• About this exercise
What lines in the records below include the word "JSON"? Return each one.

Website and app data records

************

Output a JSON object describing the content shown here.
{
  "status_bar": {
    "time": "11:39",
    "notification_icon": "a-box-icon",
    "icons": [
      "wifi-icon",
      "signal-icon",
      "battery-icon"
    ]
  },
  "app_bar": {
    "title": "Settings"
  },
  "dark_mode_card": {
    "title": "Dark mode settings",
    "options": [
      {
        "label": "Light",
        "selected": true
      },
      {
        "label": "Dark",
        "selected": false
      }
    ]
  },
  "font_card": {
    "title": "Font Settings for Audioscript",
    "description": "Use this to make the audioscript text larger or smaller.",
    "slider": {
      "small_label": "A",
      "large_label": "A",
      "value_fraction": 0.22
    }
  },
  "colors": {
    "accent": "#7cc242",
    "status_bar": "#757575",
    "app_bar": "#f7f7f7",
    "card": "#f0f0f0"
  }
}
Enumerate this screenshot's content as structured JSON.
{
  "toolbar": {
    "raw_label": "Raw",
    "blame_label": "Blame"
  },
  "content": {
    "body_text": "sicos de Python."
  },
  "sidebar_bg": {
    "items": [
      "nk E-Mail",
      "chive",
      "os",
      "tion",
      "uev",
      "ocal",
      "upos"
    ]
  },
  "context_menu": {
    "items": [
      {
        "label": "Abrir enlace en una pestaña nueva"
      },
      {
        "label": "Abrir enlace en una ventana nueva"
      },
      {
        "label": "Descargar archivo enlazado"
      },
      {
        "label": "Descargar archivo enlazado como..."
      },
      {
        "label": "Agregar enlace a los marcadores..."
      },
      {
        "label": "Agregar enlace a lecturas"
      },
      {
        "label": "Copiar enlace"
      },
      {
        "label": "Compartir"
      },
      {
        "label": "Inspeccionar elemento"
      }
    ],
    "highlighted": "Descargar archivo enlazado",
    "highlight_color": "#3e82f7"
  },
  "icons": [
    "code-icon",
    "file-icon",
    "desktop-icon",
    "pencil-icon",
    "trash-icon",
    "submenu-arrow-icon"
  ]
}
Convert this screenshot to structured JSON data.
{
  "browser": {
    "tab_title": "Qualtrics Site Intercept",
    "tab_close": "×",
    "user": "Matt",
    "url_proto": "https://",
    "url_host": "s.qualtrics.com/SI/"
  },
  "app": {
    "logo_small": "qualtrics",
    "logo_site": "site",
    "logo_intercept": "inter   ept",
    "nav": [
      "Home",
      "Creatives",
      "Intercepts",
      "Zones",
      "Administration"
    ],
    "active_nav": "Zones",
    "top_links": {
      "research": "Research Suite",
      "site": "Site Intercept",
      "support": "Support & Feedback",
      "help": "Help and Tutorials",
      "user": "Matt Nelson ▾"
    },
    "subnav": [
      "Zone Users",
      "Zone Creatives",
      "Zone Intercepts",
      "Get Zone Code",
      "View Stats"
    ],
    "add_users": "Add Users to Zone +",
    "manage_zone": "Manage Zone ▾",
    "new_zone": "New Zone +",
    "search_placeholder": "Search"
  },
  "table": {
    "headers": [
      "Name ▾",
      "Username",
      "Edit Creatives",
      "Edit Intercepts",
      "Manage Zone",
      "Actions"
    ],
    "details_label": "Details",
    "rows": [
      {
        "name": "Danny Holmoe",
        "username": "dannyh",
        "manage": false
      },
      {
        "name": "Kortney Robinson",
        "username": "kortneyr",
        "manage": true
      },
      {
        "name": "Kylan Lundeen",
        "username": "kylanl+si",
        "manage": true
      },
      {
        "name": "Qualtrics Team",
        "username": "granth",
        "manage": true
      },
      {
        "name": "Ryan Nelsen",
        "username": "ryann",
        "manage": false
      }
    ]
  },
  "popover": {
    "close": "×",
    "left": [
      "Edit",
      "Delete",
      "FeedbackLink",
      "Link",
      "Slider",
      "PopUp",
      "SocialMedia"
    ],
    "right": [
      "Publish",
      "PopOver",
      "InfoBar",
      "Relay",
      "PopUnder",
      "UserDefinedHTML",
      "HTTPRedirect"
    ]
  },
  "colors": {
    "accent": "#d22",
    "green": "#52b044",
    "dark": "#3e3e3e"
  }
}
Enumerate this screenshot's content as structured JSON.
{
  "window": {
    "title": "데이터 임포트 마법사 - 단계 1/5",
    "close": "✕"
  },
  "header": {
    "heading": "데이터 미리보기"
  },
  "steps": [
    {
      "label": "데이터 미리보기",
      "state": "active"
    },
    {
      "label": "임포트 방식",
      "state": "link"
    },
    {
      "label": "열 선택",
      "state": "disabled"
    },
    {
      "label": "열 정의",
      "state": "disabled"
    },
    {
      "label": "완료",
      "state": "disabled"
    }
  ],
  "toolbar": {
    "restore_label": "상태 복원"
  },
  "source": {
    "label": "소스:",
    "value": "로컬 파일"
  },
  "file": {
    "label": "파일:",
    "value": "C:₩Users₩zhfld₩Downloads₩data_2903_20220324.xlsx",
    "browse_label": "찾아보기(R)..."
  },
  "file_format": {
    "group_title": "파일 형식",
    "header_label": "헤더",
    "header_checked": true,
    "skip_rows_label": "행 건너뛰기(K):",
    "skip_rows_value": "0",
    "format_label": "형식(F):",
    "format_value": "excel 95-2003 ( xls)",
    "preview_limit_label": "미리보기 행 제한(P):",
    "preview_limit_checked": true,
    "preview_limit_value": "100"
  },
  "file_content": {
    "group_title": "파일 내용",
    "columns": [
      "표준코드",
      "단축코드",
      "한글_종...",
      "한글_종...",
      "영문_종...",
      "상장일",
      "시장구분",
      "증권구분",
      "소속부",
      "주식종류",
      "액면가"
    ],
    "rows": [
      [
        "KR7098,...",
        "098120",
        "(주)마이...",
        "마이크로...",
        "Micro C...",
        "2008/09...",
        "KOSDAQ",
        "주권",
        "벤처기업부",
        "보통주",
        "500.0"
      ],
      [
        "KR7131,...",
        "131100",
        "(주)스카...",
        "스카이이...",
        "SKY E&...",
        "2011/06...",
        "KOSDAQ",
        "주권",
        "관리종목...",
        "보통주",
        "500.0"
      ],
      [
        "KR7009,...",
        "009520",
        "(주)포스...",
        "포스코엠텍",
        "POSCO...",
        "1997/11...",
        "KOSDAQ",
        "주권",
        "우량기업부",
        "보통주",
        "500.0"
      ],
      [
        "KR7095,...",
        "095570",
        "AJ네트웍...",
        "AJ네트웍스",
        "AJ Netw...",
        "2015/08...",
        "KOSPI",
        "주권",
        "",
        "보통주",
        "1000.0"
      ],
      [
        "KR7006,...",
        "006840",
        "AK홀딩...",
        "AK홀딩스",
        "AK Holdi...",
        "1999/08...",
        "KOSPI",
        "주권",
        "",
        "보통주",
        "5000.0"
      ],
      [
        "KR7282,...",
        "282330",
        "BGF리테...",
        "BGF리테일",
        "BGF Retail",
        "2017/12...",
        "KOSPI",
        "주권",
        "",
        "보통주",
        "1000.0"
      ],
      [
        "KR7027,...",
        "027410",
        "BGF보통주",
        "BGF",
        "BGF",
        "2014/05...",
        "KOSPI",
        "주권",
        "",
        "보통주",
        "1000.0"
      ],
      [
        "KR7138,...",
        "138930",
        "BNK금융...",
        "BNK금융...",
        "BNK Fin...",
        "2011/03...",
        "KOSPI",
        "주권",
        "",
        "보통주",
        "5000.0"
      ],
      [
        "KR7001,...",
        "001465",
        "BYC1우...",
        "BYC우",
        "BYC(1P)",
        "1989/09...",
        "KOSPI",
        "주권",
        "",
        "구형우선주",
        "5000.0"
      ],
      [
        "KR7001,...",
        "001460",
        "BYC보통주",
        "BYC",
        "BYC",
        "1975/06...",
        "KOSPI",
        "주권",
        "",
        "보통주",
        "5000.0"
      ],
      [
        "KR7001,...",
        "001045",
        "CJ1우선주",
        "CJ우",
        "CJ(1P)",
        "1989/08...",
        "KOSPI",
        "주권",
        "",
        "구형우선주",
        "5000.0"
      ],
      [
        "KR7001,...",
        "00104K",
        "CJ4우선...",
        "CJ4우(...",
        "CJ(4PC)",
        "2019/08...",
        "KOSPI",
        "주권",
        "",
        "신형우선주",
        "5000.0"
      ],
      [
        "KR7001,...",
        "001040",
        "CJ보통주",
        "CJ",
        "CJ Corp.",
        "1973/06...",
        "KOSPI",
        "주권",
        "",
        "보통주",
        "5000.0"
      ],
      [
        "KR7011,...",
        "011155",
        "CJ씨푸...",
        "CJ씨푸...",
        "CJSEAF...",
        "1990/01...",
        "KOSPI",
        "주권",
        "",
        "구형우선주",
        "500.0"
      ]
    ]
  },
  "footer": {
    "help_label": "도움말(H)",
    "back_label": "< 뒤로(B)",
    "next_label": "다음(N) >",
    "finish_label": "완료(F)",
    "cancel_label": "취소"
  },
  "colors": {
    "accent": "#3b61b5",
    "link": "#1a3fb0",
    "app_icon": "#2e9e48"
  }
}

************

• Result below
Output a JSON object describing the content shown here.
Enumerate this screenshot's content as structured JSON.
Convert this screenshot to structured JSON data.
Enumerate this screenshot's content as structured JSON.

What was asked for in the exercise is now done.